photos courtesy various enthusiastic people via the internet, thanks!
The thing about hybridized plants – that is, crosses between different species – is that they are often sterile, or have descendants which revert to one of their ancestors. For this reason, such plant varieties are usually cloned – propagated by cuttings, that is – to make sure they grow true to type. This goes for a number of highly cultivated plants: be they fruit trees, roses, or waterlilies.
What this means is that the piece of root I got in the mail to grow my waterlily from, is still a part of the very same plant Marliac first discovered growing in his nursery pond.

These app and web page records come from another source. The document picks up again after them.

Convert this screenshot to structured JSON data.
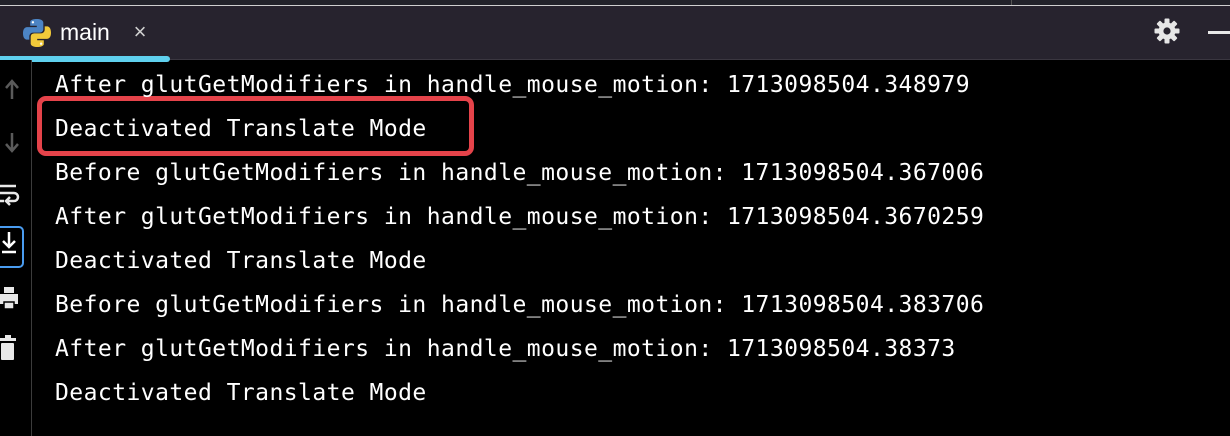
{
  "tab": {
    "label": "main",
    "close_symbol": "×",
    "icon": "python-icon"
  },
  "toolbar": {
    "settings_icon": "gear-icon",
    "minimize_icon": "minimize-icon"
  },
  "gutter": {
    "buttons": [
      "up-arrow-icon",
      "down-arrow-icon",
      "soft-wrap-icon",
      "scroll-to-end-icon",
      "print-icon",
      "trash-icon"
    ]
  },
  "console": {
    "lines": [
      "After glutGetModifiers in handle_mouse_motion: 1713098504.348979",
      "Deactivated Translate Mode",
      "Before glutGetModifiers in handle_mouse_motion: 1713098504.367006",
      "After glutGetModifiers in handle_mouse_motion: 1713098504.3670259",
      "Deactivated Translate Mode",
      "Before glutGetModifiers in handle_mouse_motion: 1713098504.383706",
      "After glutGetModifiers in handle_mouse_motion: 1713098504.38373",
      "Deactivated Translate Mode"
    ],
    "highlighted_line_index": 1
  },
  "colors": {
    "background": "#000000",
    "tabbar": "#27232e",
    "tab_accent": "#5fd0ee",
    "highlight": "#e5434a",
    "text": "#ffffff"
  }
}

I'm not sure if Monet had any of the three varieties I picked growing in his water garden – but if he did, then his would also be a piece of the self same plant.

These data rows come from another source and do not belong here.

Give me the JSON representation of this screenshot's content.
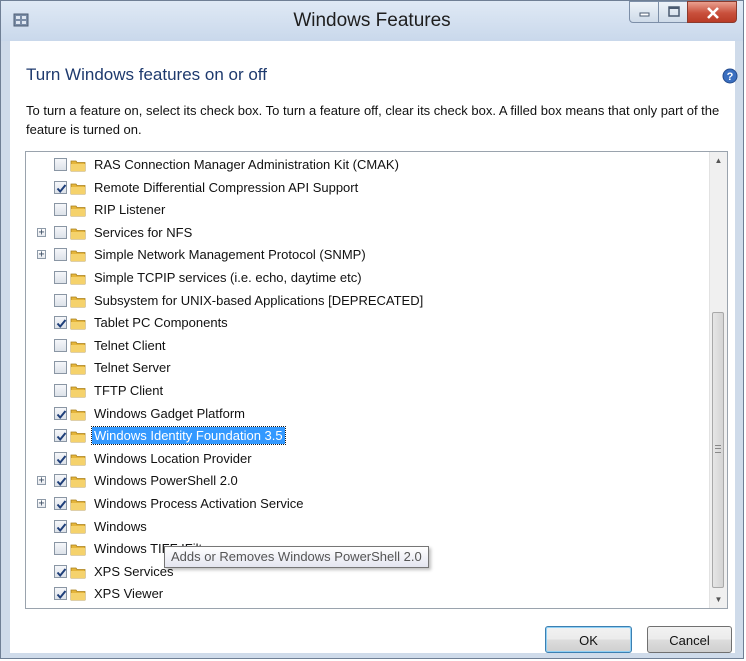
{
  "window": {
    "title": "Windows Features",
    "controls": [
      "minimize",
      "maximize",
      "close"
    ]
  },
  "heading": "Turn Windows features on or off",
  "description": "To turn a feature on, select its check box. To turn a feature off, clear its check box. A filled box means that only part of the feature is turned on.",
  "features": [
    {
      "label": "RAS Connection Manager Administration Kit (CMAK)",
      "checked": false,
      "expandable": false
    },
    {
      "label": "Remote Differential Compression API Support",
      "checked": true,
      "expandable": false
    },
    {
      "label": "RIP Listener",
      "checked": false,
      "expandable": false
    },
    {
      "label": "Services for NFS",
      "checked": false,
      "expandable": true
    },
    {
      "label": "Simple Network Management Protocol (SNMP)",
      "checked": false,
      "expandable": true
    },
    {
      "label": "Simple TCPIP services (i.e. echo, daytime etc)",
      "checked": false,
      "expandable": false
    },
    {
      "label": "Subsystem for UNIX-based Applications [DEPRECATED]",
      "checked": false,
      "expandable": false
    },
    {
      "label": "Tablet PC Components",
      "checked": true,
      "expandable": false
    },
    {
      "label": "Telnet Client",
      "checked": false,
      "expandable": false
    },
    {
      "label": "Telnet Server",
      "checked": false,
      "expandable": false
    },
    {
      "label": "TFTP Client",
      "checked": false,
      "expandable": false
    },
    {
      "label": "Windows Gadget Platform",
      "checked": true,
      "expandable": false
    },
    {
      "label": "Windows Identity Foundation 3.5",
      "checked": true,
      "expandable": false,
      "selected": true
    },
    {
      "label": "Windows Location Provider",
      "checked": true,
      "expandable": false
    },
    {
      "label": "Windows PowerShell 2.0",
      "checked": true,
      "expandable": true
    },
    {
      "label": "Windows Process Activation Service",
      "checked": true,
      "expandable": true
    },
    {
      "label": "Windows",
      "checked": true,
      "expandable": false
    },
    {
      "label": "Windows TIFF IFilter",
      "checked": false,
      "expandable": false
    },
    {
      "label": "XPS Services",
      "checked": true,
      "expandable": false
    },
    {
      "label": "XPS Viewer",
      "checked": true,
      "expandable": false
    }
  ],
  "tooltip": "Adds or Removes Windows PowerShell 2.0",
  "buttons": {
    "ok": "OK",
    "cancel": "Cancel"
  },
  "colors": {
    "heading": "#1e3a6e",
    "selection": "#3399ff",
    "close_button": "#c9503c"
  },
  "icons": {
    "app": "windows-features-icon",
    "help": "help-icon",
    "feature": "folder-icon",
    "check": "checkmark-icon"
  }
}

When it comes to my garden paintings, obviously Monet – along with artists like Van Gogh, Gauguin, and the German expressionists – have been a great influence. They have all shown us ways to paint that are both accurate in capturing what they depict, and abstract, in the sense that they are more about the play of colour, form and light, than creating an illusion of reality.
Although Monet, at least, was certainly capable of creating that illusion – when looked at in the right way, some of his paintings pop off the canvas and become 3 dimensional, much like those images of random dots that pop into three dimensional objects which you didn't even suspect were there. Those were calculated with modern computer technology. Monet developed the art of seeing to the point where he could create much the same effect in his paintings, without the aid of a highly sophisticated calculating machine.
Art historians who seek for influences and connections between painters, always seem to assume that one painter is influenced by seeing the paintings of another painter, and consciously copying their style. But I think it goes deeper, and is more complex than that. When I take my easel outside and paint my garden, I am using much the same process as Monet did. Painting outdoors puts certain limitations on the painter: first of all, one has to work quick. In the course of the two or three or four hours a paintings takes me, the light will have changed substantially, and sometimes a blossom may continue to open, or wilt. There may be weather conditions to take into account – one wants to get done before that big rain cloud over there drifts over!
What distinguishes this way of working, from painting from a photograph, is that a photograph only captures a very brief moment in time. When one does a painting over the course of several hours, one will end up creating an average of all the light configurations and movements that happened in that timespan. The result is likely to look less photorealistic, but it is better capable of capturing what a photograph cannot capture: a sum of impressions, which is actually closer to how we tend to perceive people, scenes, reality.
Working quick with oils, also implies that one cannot use any of the careful layering techniques that require the paint to dry between applications, making it possible to paint fine lines and careful detail. Working wet on wet is quite a different beast: fine detail generally goes out the window – not because there is no time to pay attention to it, but because it isn't possible to draw fine detail on top of a wet layer of oil paint! One has to apply big dollops of paint, which is what gives these paintings their thick, almost 3 dimensional texture. I can see these things happening in my garden paintings. But at no point am I consciously trying to "paint like Monet", or one of the other painters I have named. I simply try to paint, as accurately as I am capable, what I see in front of me. It is more a case of arriving at somewhat similar results for the self same reasons that these painters did.
When I build my garden and plant my waterlilies, I find myself copying Monet also in other ways. Art historians may worry about details of style, but for the artists themselves, a lot of the time it seems to be simply about surviving – about figuring out a way to lead one's life that enables us to spend enough time painting, and still find some time to eat, sleep, and grow some waterlilies perhaps. And so one thing leads to another, and life and art just can't be separated that easily.
Arohanui, from Asni